Task goal.
Count how many lines in the material below hold the word "JSON"; the reply is that number alone.

==================================================

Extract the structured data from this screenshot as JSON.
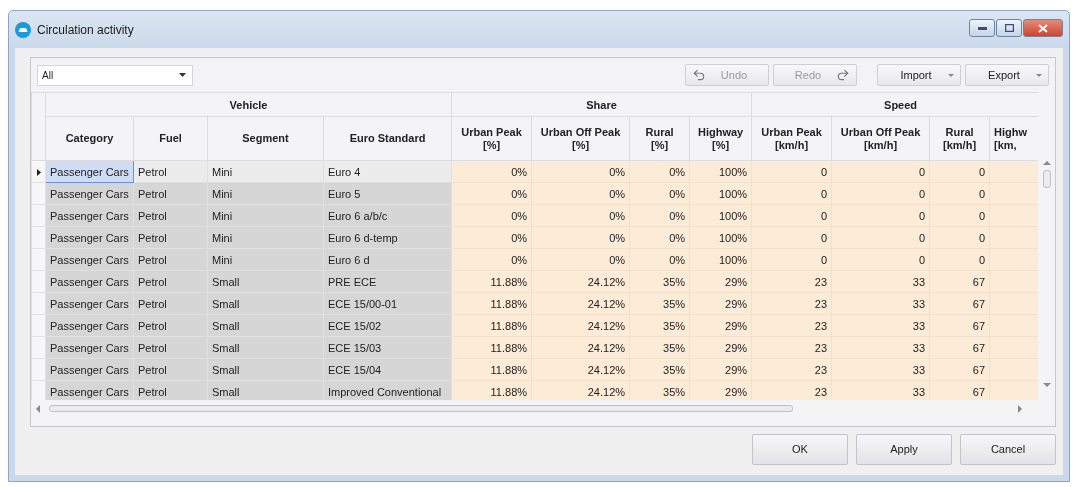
{
  "window": {
    "title": "Circulation activity"
  },
  "filter": {
    "value": "All"
  },
  "toolbar": [
    {
      "label": "Undo",
      "kind": "undo",
      "disabled": true
    },
    {
      "label": "Redo",
      "kind": "redo",
      "disabled": true
    },
    {
      "label": "Import",
      "kind": "menu",
      "disabled": false
    },
    {
      "label": "Export",
      "kind": "menu",
      "disabled": false
    }
  ],
  "table": {
    "groups": [
      {
        "label": "Vehicle",
        "columns": [
          {
            "lines": [
              "Category"
            ],
            "kind": "text"
          },
          {
            "lines": [
              "Fuel"
            ],
            "kind": "text"
          },
          {
            "lines": [
              "Segment"
            ],
            "kind": "text"
          },
          {
            "lines": [
              "Euro Standard"
            ],
            "kind": "text"
          }
        ]
      },
      {
        "label": "Share",
        "columns": [
          {
            "lines": [
              "Urban Peak",
              "[%]"
            ],
            "kind": "number"
          },
          {
            "lines": [
              "Urban Off Peak",
              "[%]"
            ],
            "kind": "number"
          },
          {
            "lines": [
              "Rural",
              "[%]"
            ],
            "kind": "number"
          },
          {
            "lines": [
              "Highway",
              "[%]"
            ],
            "kind": "number"
          }
        ]
      },
      {
        "label": "Speed",
        "columns": [
          {
            "lines": [
              "Urban Peak",
              "[km/h]"
            ],
            "kind": "number"
          },
          {
            "lines": [
              "Urban Off Peak",
              "[km/h]"
            ],
            "kind": "number"
          },
          {
            "lines": [
              "Rural",
              "[km/h]"
            ],
            "kind": "number"
          },
          {
            "lines": [
              "Highw",
              "[km,"
            ],
            "kind": "cut"
          }
        ]
      }
    ],
    "rows": [
      {
        "selected": true,
        "cells": [
          "Passenger Cars",
          "Petrol",
          "Mini",
          "Euro 4",
          "0%",
          "0%",
          "0%",
          "100%",
          "0",
          "0",
          "0"
        ]
      },
      {
        "selected": false,
        "cells": [
          "Passenger Cars",
          "Petrol",
          "Mini",
          "Euro 5",
          "0%",
          "0%",
          "0%",
          "100%",
          "0",
          "0",
          "0"
        ]
      },
      {
        "selected": false,
        "cells": [
          "Passenger Cars",
          "Petrol",
          "Mini",
          "Euro 6 a/b/c",
          "0%",
          "0%",
          "0%",
          "100%",
          "0",
          "0",
          "0"
        ]
      },
      {
        "selected": false,
        "cells": [
          "Passenger Cars",
          "Petrol",
          "Mini",
          "Euro 6 d-temp",
          "0%",
          "0%",
          "0%",
          "100%",
          "0",
          "0",
          "0"
        ]
      },
      {
        "selected": false,
        "cells": [
          "Passenger Cars",
          "Petrol",
          "Mini",
          "Euro 6 d",
          "0%",
          "0%",
          "0%",
          "100%",
          "0",
          "0",
          "0"
        ]
      },
      {
        "selected": false,
        "cells": [
          "Passenger Cars",
          "Petrol",
          "Small",
          "PRE ECE",
          "11.88%",
          "24.12%",
          "35%",
          "29%",
          "23",
          "33",
          "67"
        ]
      },
      {
        "selected": false,
        "cells": [
          "Passenger Cars",
          "Petrol",
          "Small",
          "ECE 15/00-01",
          "11.88%",
          "24.12%",
          "35%",
          "29%",
          "23",
          "33",
          "67"
        ]
      },
      {
        "selected": false,
        "cells": [
          "Passenger Cars",
          "Petrol",
          "Small",
          "ECE 15/02",
          "11.88%",
          "24.12%",
          "35%",
          "29%",
          "23",
          "33",
          "67"
        ]
      },
      {
        "selected": false,
        "cells": [
          "Passenger Cars",
          "Petrol",
          "Small",
          "ECE 15/03",
          "11.88%",
          "24.12%",
          "35%",
          "29%",
          "23",
          "33",
          "67"
        ]
      },
      {
        "selected": false,
        "cells": [
          "Passenger Cars",
          "Petrol",
          "Small",
          "ECE 15/04",
          "11.88%",
          "24.12%",
          "35%",
          "29%",
          "23",
          "33",
          "67"
        ]
      },
      {
        "selected": false,
        "cells": [
          "Passenger Cars",
          "Petrol",
          "Small",
          "Improved Conventional",
          "11.88%",
          "24.12%",
          "35%",
          "29%",
          "23",
          "33",
          "67"
        ]
      }
    ]
  },
  "buttons": [
    {
      "label": "OK"
    },
    {
      "label": "Apply"
    },
    {
      "label": "Cancel"
    }
  ]
}
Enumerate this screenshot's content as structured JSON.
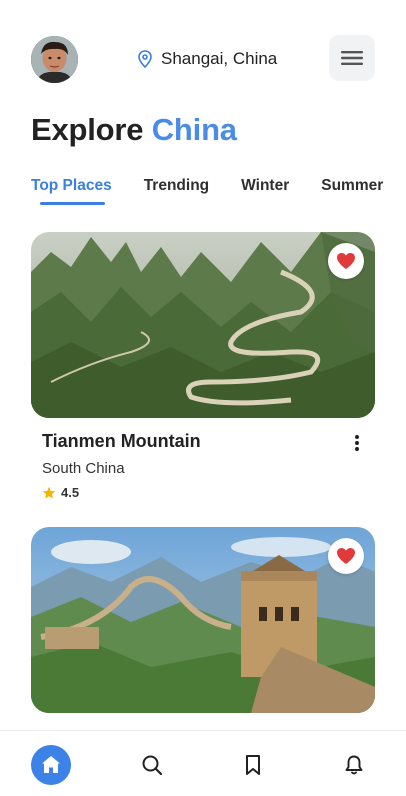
{
  "header": {
    "location": "Shangai, China",
    "avatar_alt": "profile avatar"
  },
  "title": {
    "prefix": "Explore ",
    "accent": "China"
  },
  "tabs": [
    {
      "label": "Top Places"
    },
    {
      "label": "Trending"
    },
    {
      "label": "Winter"
    },
    {
      "label": "Summer"
    }
  ],
  "cards": [
    {
      "name": "Tianmen Mountain",
      "region": "South China",
      "rating": "4.5",
      "favorite": true
    },
    {
      "favorite": true
    }
  ],
  "bottom_nav": [
    "home-icon",
    "search-icon",
    "bookmark-icon",
    "bell-icon"
  ],
  "colors": {
    "accent": "#4a8be8",
    "heart": "#e03b3b",
    "star": "#f5b400"
  }
}
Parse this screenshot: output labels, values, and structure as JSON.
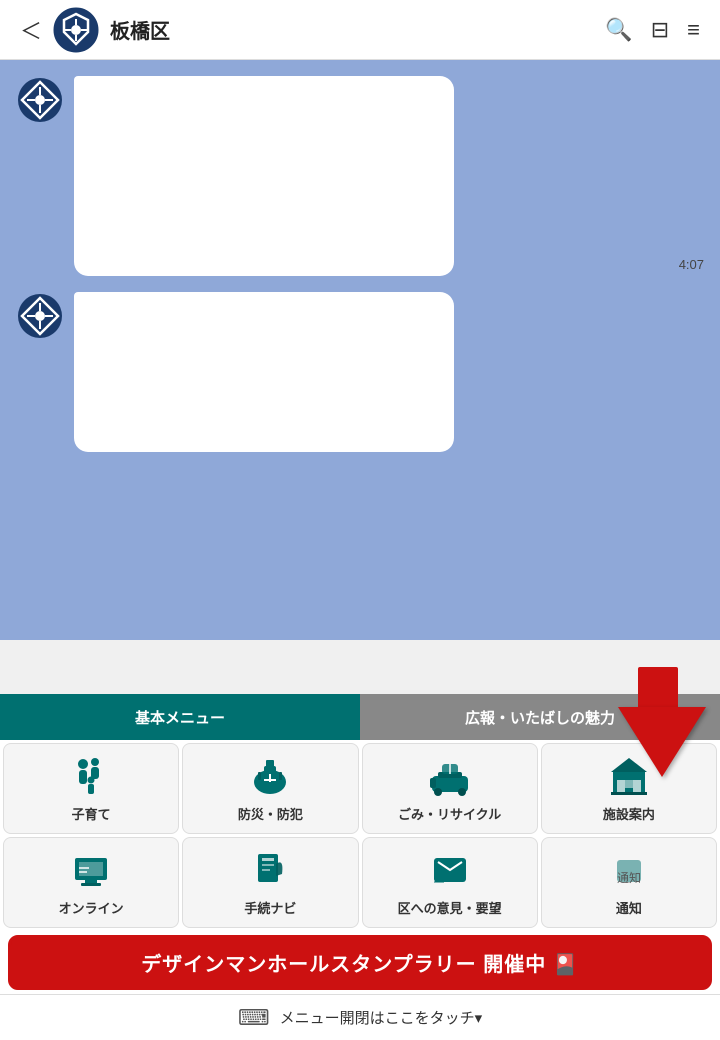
{
  "header": {
    "back_label": "＜",
    "title": "板橋区",
    "search_icon": "🔍",
    "list_icon": "⊟",
    "menu_icon": "≡"
  },
  "chat": {
    "messages": [
      {
        "time": "4:07",
        "bubble_count": 2
      }
    ]
  },
  "tabs": [
    {
      "label": "基本メニュー",
      "active": true
    },
    {
      "label": "広報・いたばしの魅力",
      "active": false
    }
  ],
  "menu_items": [
    {
      "icon": "👨‍👩‍👧",
      "label": "子育て"
    },
    {
      "icon": "⛑",
      "label": "防災・防犯"
    },
    {
      "icon": "🚛",
      "label": "ごみ・リサイクル"
    },
    {
      "icon": "🏛",
      "label": "施設案内"
    },
    {
      "icon": "💻",
      "label": "オンライン"
    },
    {
      "icon": "📄",
      "label": "手続ナビ"
    },
    {
      "icon": "✉",
      "label": "区への意見・要望"
    },
    {
      "icon": "🔔",
      "label": "通知"
    }
  ],
  "banner": {
    "text": "デザインマンホールスタンプラリー 開催中 🎴"
  },
  "footer": {
    "keyboard_icon": "⌨",
    "text": "メニュー開閉はここをタッチ▾"
  }
}
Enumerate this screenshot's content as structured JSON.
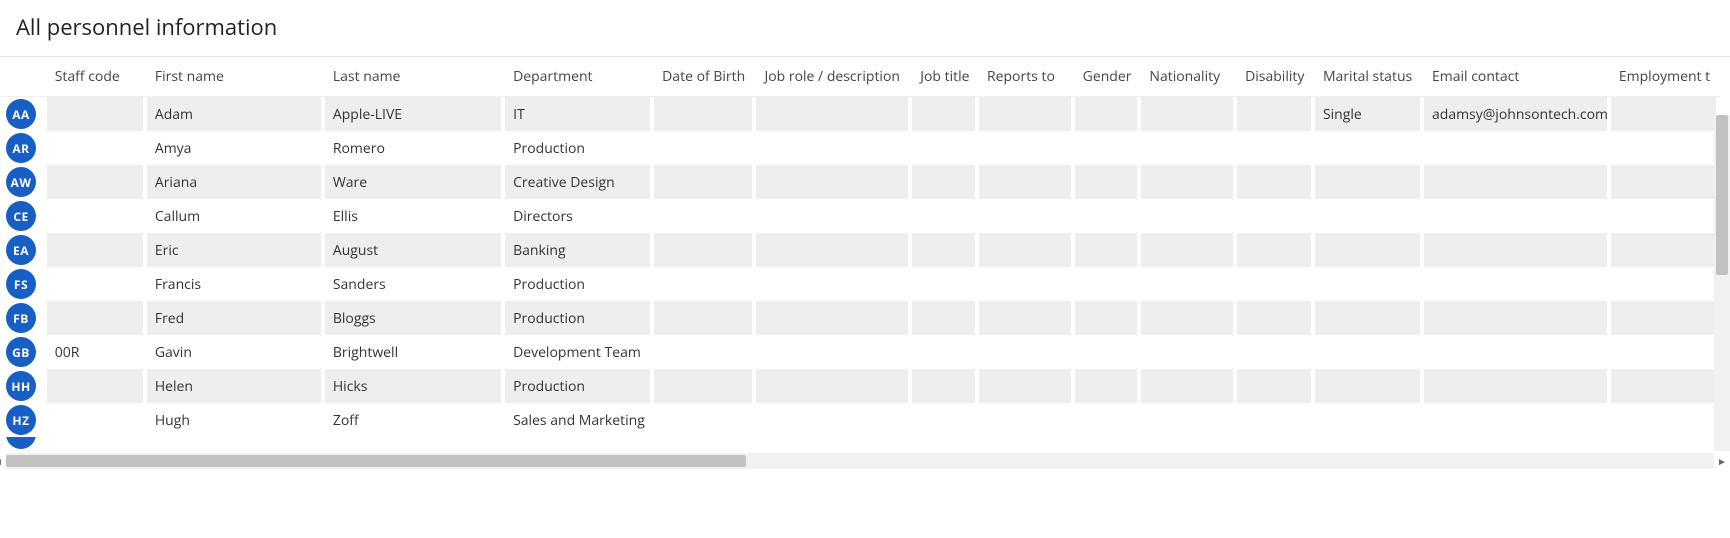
{
  "page": {
    "title": "All personnel information"
  },
  "columns": [
    {
      "key": "staff_code",
      "label": "Staff code"
    },
    {
      "key": "first_name",
      "label": "First name"
    },
    {
      "key": "last_name",
      "label": "Last name"
    },
    {
      "key": "department",
      "label": "Department"
    },
    {
      "key": "dob",
      "label": "Date of Birth"
    },
    {
      "key": "job_role",
      "label": "Job role / description"
    },
    {
      "key": "job_title",
      "label": "Job title"
    },
    {
      "key": "reports_to",
      "label": "Reports to"
    },
    {
      "key": "gender",
      "label": "Gender"
    },
    {
      "key": "nationality",
      "label": "Nationality"
    },
    {
      "key": "disability",
      "label": "Disability"
    },
    {
      "key": "marital_status",
      "label": "Marital status"
    },
    {
      "key": "email",
      "label": "Email contact"
    },
    {
      "key": "employment",
      "label": "Employment t"
    }
  ],
  "rows": [
    {
      "initials": "AA",
      "staff_code": "",
      "first_name": "Adam",
      "last_name": "Apple-LIVE",
      "department": "IT",
      "dob": "",
      "job_role": "",
      "job_title": "",
      "reports_to": "",
      "gender": "",
      "nationality": "",
      "disability": "",
      "marital_status": "Single",
      "email": "adamsy@johnsontech.com",
      "employment": ""
    },
    {
      "initials": "AR",
      "staff_code": "",
      "first_name": "Amya",
      "last_name": "Romero",
      "department": "Production",
      "dob": "",
      "job_role": "",
      "job_title": "",
      "reports_to": "",
      "gender": "",
      "nationality": "",
      "disability": "",
      "marital_status": "",
      "email": "",
      "employment": ""
    },
    {
      "initials": "AW",
      "staff_code": "",
      "first_name": "Ariana",
      "last_name": "Ware",
      "department": "Creative Design",
      "dob": "",
      "job_role": "",
      "job_title": "",
      "reports_to": "",
      "gender": "",
      "nationality": "",
      "disability": "",
      "marital_status": "",
      "email": "",
      "employment": ""
    },
    {
      "initials": "CE",
      "staff_code": "",
      "first_name": "Callum",
      "last_name": "Ellis",
      "department": "Directors",
      "dob": "",
      "job_role": "",
      "job_title": "",
      "reports_to": "",
      "gender": "",
      "nationality": "",
      "disability": "",
      "marital_status": "",
      "email": "",
      "employment": ""
    },
    {
      "initials": "EA",
      "staff_code": "",
      "first_name": "Eric",
      "last_name": "August",
      "department": "Banking",
      "dob": "",
      "job_role": "",
      "job_title": "",
      "reports_to": "",
      "gender": "",
      "nationality": "",
      "disability": "",
      "marital_status": "",
      "email": "",
      "employment": ""
    },
    {
      "initials": "FS",
      "staff_code": "",
      "first_name": "Francis",
      "last_name": "Sanders",
      "department": "Production",
      "dob": "",
      "job_role": "",
      "job_title": "",
      "reports_to": "",
      "gender": "",
      "nationality": "",
      "disability": "",
      "marital_status": "",
      "email": "",
      "employment": ""
    },
    {
      "initials": "FB",
      "staff_code": "",
      "first_name": "Fred",
      "last_name": "Bloggs",
      "department": "Production",
      "dob": "",
      "job_role": "",
      "job_title": "",
      "reports_to": "",
      "gender": "",
      "nationality": "",
      "disability": "",
      "marital_status": "",
      "email": "",
      "employment": ""
    },
    {
      "initials": "GB",
      "staff_code": "00R",
      "first_name": "Gavin",
      "last_name": "Brightwell",
      "department": "Development Team",
      "dob": "",
      "job_role": "",
      "job_title": "",
      "reports_to": "",
      "gender": "",
      "nationality": "",
      "disability": "",
      "marital_status": "",
      "email": "",
      "employment": ""
    },
    {
      "initials": "HH",
      "staff_code": "",
      "first_name": "Helen",
      "last_name": "Hicks",
      "department": "Production",
      "dob": "",
      "job_role": "",
      "job_title": "",
      "reports_to": "",
      "gender": "",
      "nationality": "",
      "disability": "",
      "marital_status": "",
      "email": "",
      "employment": ""
    },
    {
      "initials": "HZ",
      "staff_code": "",
      "first_name": "Hugh",
      "last_name": "Zoff",
      "department": "Sales and Marketing",
      "dob": "",
      "job_role": "",
      "job_title": "",
      "reports_to": "",
      "gender": "",
      "nationality": "",
      "disability": "",
      "marital_status": "",
      "email": "",
      "employment": ""
    }
  ],
  "partial_next_row": {
    "initials": ""
  }
}
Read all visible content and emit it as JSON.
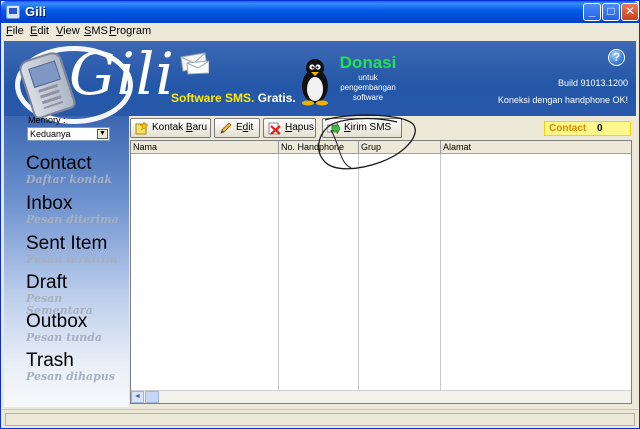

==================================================

Response to this exercise.
5